You also would benefit to look beyond modernism to postmodernism, which in many ways rejects some of the key tenets of modernism and "plays" with literature and genre in often highly amusing and different ways. One excellent example is the author David Mitchell, who writes postmodern fiction that really "breaks the mould" of what we have come to call a novel - Cloud Atlas is one of my personal favourites.
Along with the Modernist movement was Minimalism, a movement in which the work is stripped down to its most fundamental features. The aim of Minimalism is to allow the reader to examine the work more intensely without the distraction of composition, theme, etc. Raymond Carver is a 20th century author who employs this technique.
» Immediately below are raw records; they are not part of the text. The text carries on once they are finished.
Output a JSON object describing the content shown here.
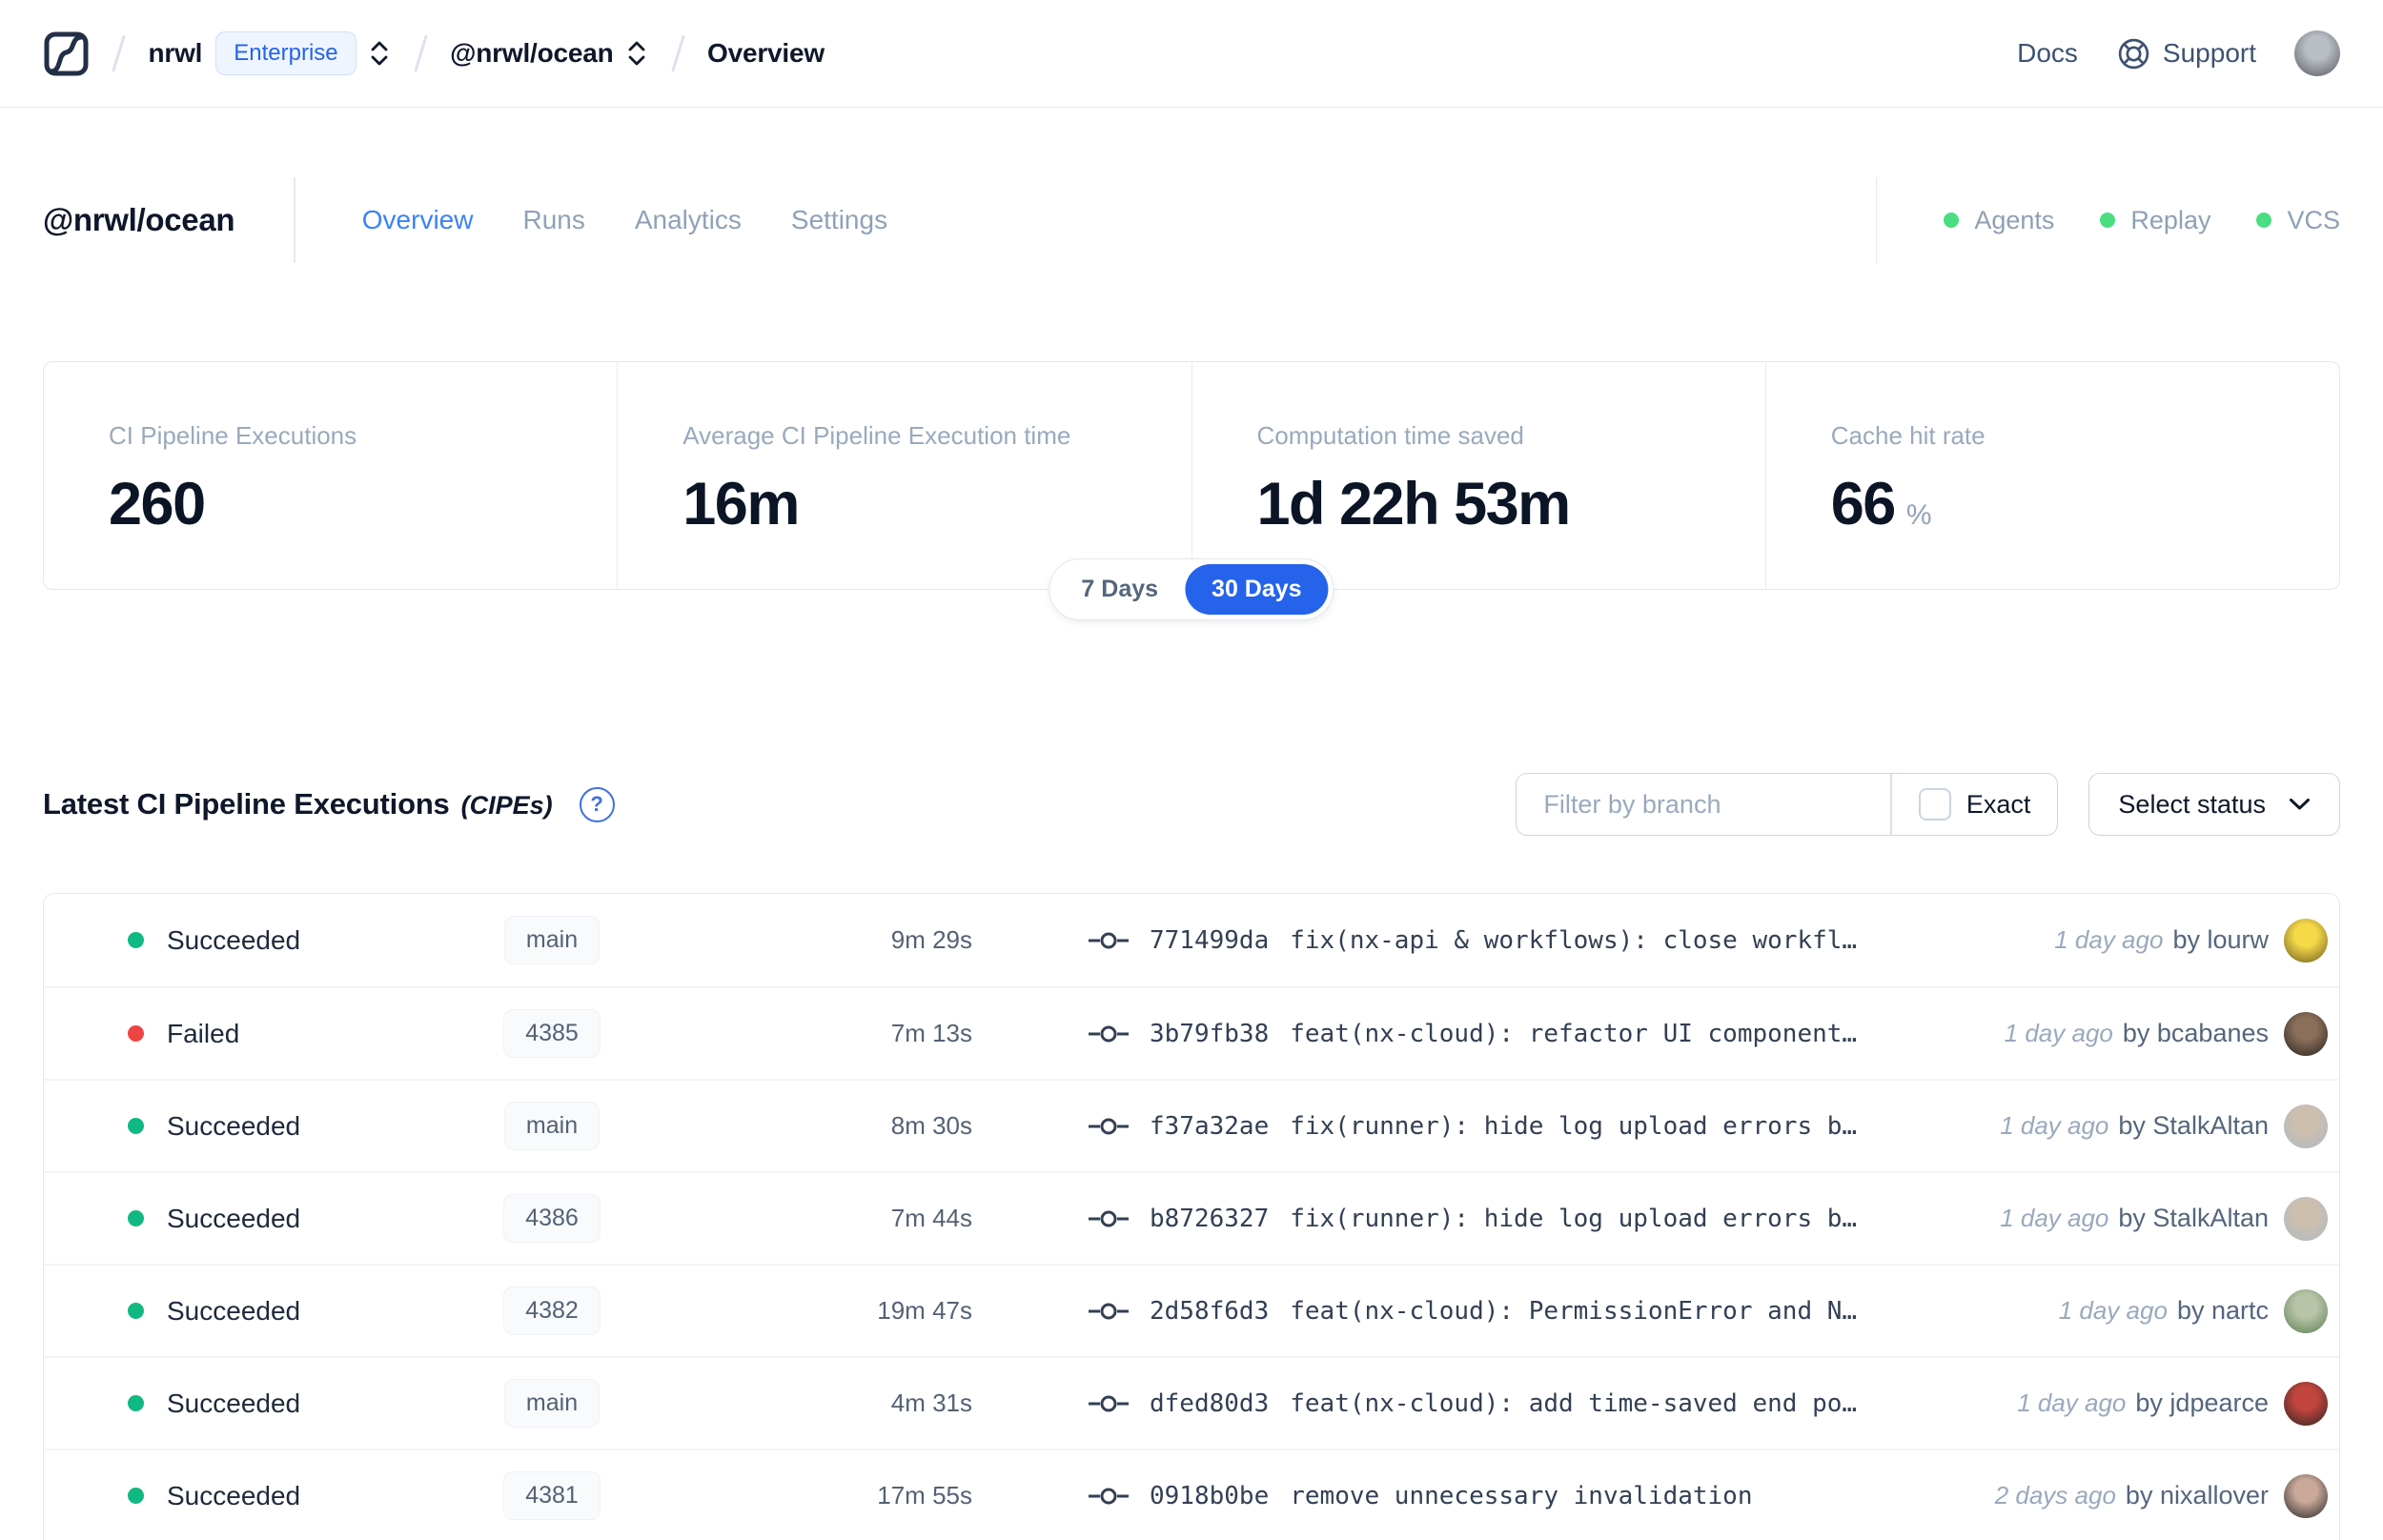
{
  "navbar": {
    "org": "nrwl",
    "org_badge": "Enterprise",
    "workspace": "@nrwl/ocean",
    "page": "Overview",
    "docs_label": "Docs",
    "support_label": "Support",
    "avatar": {
      "inner": "#b9bdc4",
      "outer": "#55595f"
    }
  },
  "header": {
    "title": "@nrwl/ocean",
    "tabs": [
      {
        "label": "Overview",
        "active": true
      },
      {
        "label": "Runs",
        "active": false
      },
      {
        "label": "Analytics",
        "active": false
      },
      {
        "label": "Settings",
        "active": false
      }
    ],
    "features": [
      {
        "label": "Agents"
      },
      {
        "label": "Replay"
      },
      {
        "label": "VCS"
      }
    ]
  },
  "stats": {
    "cards": [
      {
        "label": "CI Pipeline Executions",
        "value": "260",
        "suffix": ""
      },
      {
        "label": "Average CI Pipeline Execution time",
        "value": "16m",
        "suffix": ""
      },
      {
        "label": "Computation time saved",
        "value": "1d 22h 53m",
        "suffix": ""
      },
      {
        "label": "Cache hit rate",
        "value": "66",
        "suffix": "%"
      }
    ],
    "range_toggle": {
      "options": [
        "7 Days",
        "30 Days"
      ],
      "selected": "30 Days"
    }
  },
  "cipes": {
    "title": "Latest CI Pipeline Executions",
    "title_suffix": "(CIPEs)",
    "filter_placeholder": "Filter by branch",
    "exact_label": "Exact",
    "status_label": "Select status",
    "rows": [
      {
        "status": "Succeeded",
        "status_color": "#10b981",
        "branch": "main",
        "duration": "9m 29s",
        "hash": "771499da",
        "message": "fix(nx-api & workflows): close workfl…",
        "time": "1 day ago",
        "author": "by lourw",
        "avatar": {
          "inner": "#f5d949",
          "outer": "#6b5a1e"
        }
      },
      {
        "status": "Failed",
        "status_color": "#ef4444",
        "branch": "4385",
        "duration": "7m 13s",
        "hash": "3b79fb38",
        "message": "feat(nx-cloud): refactor UI component…",
        "time": "1 day ago",
        "author": "by bcabanes",
        "avatar": {
          "inner": "#8a6f5a",
          "outer": "#26211e"
        }
      },
      {
        "status": "Succeeded",
        "status_color": "#10b981",
        "branch": "main",
        "duration": "8m 30s",
        "hash": "f37a32ae",
        "message": "fix(runner): hide log upload errors b…",
        "time": "1 day ago",
        "author": "by StalkAltan",
        "avatar": {
          "inner": "#cdbfae",
          "outer": "#aeb9c4"
        }
      },
      {
        "status": "Succeeded",
        "status_color": "#10b981",
        "branch": "4386",
        "duration": "7m 44s",
        "hash": "b8726327",
        "message": "fix(runner): hide log upload errors b…",
        "time": "1 day ago",
        "author": "by StalkAltan",
        "avatar": {
          "inner": "#cdbfae",
          "outer": "#aeb9c4"
        }
      },
      {
        "status": "Succeeded",
        "status_color": "#10b981",
        "branch": "4382",
        "duration": "19m 47s",
        "hash": "2d58f6d3",
        "message": "feat(nx-cloud): PermissionError and N…",
        "time": "1 day ago",
        "author": "by nartc",
        "avatar": {
          "inner": "#b8c4a8",
          "outer": "#5c7d52"
        }
      },
      {
        "status": "Succeeded",
        "status_color": "#10b981",
        "branch": "main",
        "duration": "4m 31s",
        "hash": "dfed80d3",
        "message": "feat(nx-cloud): add time-saved end po…",
        "time": "1 day ago",
        "author": "by jdpearce",
        "avatar": {
          "inner": "#c2453e",
          "outer": "#2e2420"
        }
      },
      {
        "status": "Succeeded",
        "status_color": "#10b981",
        "branch": "4381",
        "duration": "17m 55s",
        "hash": "0918b0be",
        "message": "remove unnecessary invalidation",
        "time": "2 days ago",
        "author": "by nixallover",
        "avatar": {
          "inner": "#caa99a",
          "outer": "#242428"
        }
      }
    ]
  },
  "colors": {
    "accent_blue": "#2563eb",
    "tab_active_blue": "#3b82f6",
    "success_green": "#10b981",
    "failed_red": "#ef4444",
    "feature_dot_green": "#4ade80",
    "muted_text": "#94a3b8",
    "border": "#e2e8f0"
  }
}
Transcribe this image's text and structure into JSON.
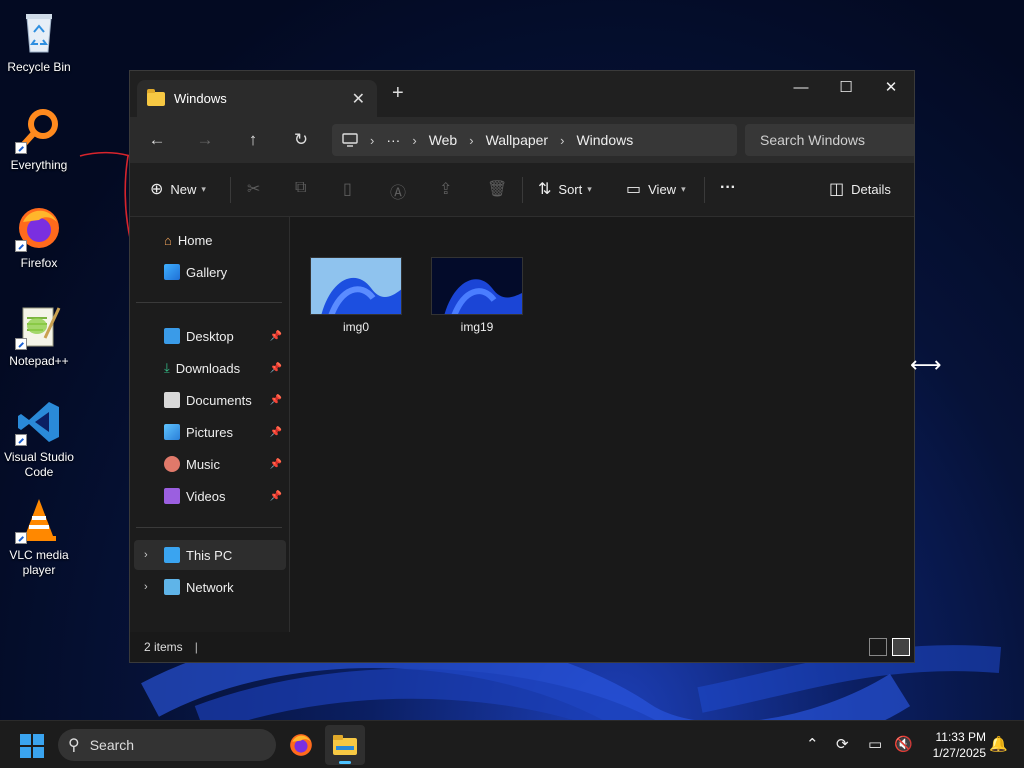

Modernism was probably the most dominant literary movement or trend in the early 20th Century. The advancement of a doctrine that stressed the lack of a unifying order or principle helps to take greater shape and definable form with the commencement and conclusion of World War I. The lack of faith in structure and order and the embrace of a world set in motion through chaos and an accompanying sense of disillusion helped to drive much of the literature and thought of the early 20th Century. I think that modernism and its expression in writers and works of the time period must help to make it a significant literary trend of the time, helping to shape the paradigm for the century.